WHAT YOU WILL DO:
Nothing but the text should be carried over: reproduce all the data exactly and leave out every image.

INPUT RECORDS Start Marker

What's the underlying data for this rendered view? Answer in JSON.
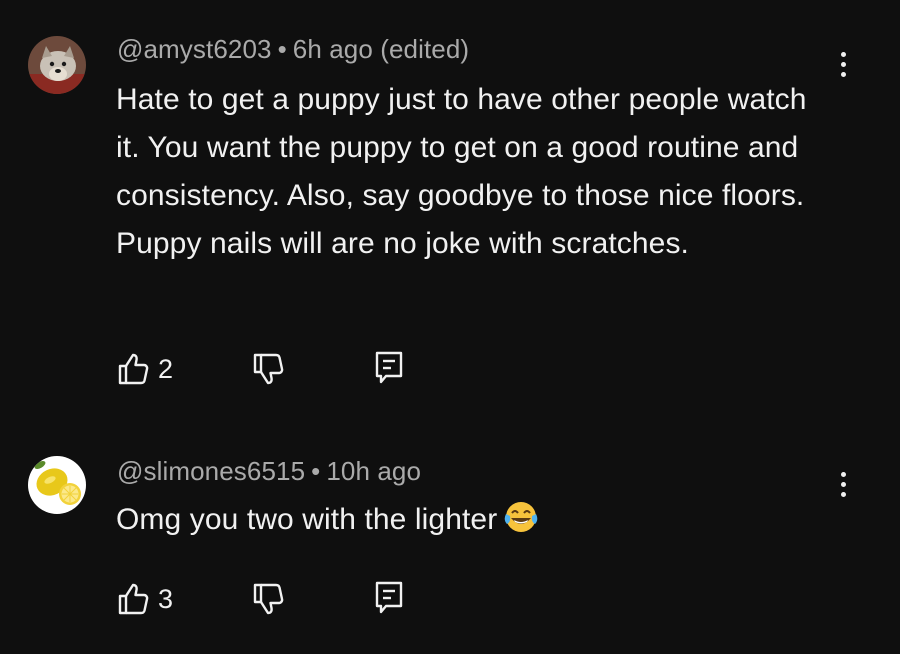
{
  "comments": [
    {
      "author": "@amyst6203",
      "separator": "•",
      "time": "6h ago (edited)",
      "text": "Hate to get a puppy just to have other people watch it.  You want the puppy to get on a good routine and consistency.  Also, say goodbye to those nice floors. Puppy nails will are no joke with scratches.",
      "likes": "2",
      "avatar_icon": "dog-avatar",
      "like_icon": "thumbs-up-icon",
      "dislike_icon": "thumbs-down-icon",
      "reply_icon": "reply-icon",
      "menu_icon": "more-vertical-icon"
    },
    {
      "author": "@slimones6515",
      "separator": "•",
      "time": "10h ago",
      "text": "Omg you two with the lighter",
      "emoji": "face-with-tears-of-joy",
      "likes": "3",
      "avatar_icon": "lemon-avatar",
      "like_icon": "thumbs-up-icon",
      "dislike_icon": "thumbs-down-icon",
      "reply_icon": "reply-icon",
      "menu_icon": "more-vertical-icon"
    }
  ],
  "colors": {
    "background": "#0f0f0f",
    "text_primary": "#f1f1f1",
    "text_secondary": "#aaaaaa"
  }
}
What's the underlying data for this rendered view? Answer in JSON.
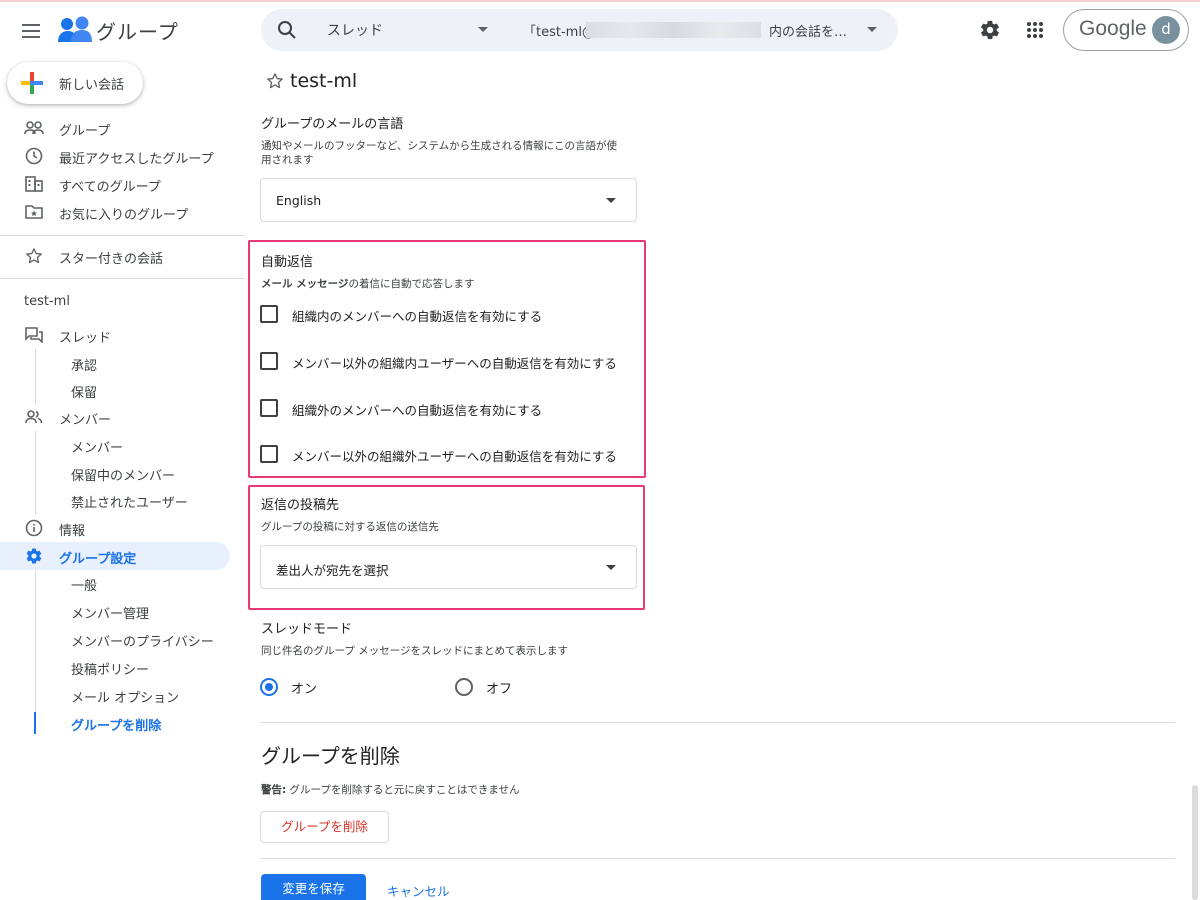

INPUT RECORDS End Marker

TASK OUTPUT:
What's the underlying data for this rendered view? Answer in JSON.
{
  "comments": [
    {
      "author": "@amyst6203",
      "separator": "•",
      "time": "6h ago (edited)",
      "text": "Hate to get a puppy just to have other people watch it.  You want the puppy to get on a good routine and consistency.  Also, say goodbye to those nice floors. Puppy nails will are no joke with scratches.",
      "likes": "2",
      "avatar_icon": "dog-avatar",
      "like_icon": "thumbs-up-icon",
      "dislike_icon": "thumbs-down-icon",
      "reply_icon": "reply-icon",
      "menu_icon": "more-vertical-icon"
    },
    {
      "author": "@slimones6515",
      "separator": "•",
      "time": "10h ago",
      "text": "Omg you two with the lighter",
      "emoji": "face-with-tears-of-joy",
      "likes": "3",
      "avatar_icon": "lemon-avatar",
      "like_icon": "thumbs-up-icon",
      "dislike_icon": "thumbs-down-icon",
      "reply_icon": "reply-icon",
      "menu_icon": "more-vertical-icon"
    }
  ],
  "colors": {
    "background": "#0f0f0f",
    "text_primary": "#f1f1f1",
    "text_secondary": "#aaaaaa"
  }
}
What's the underlying data for this rendered view? Answer in JSON.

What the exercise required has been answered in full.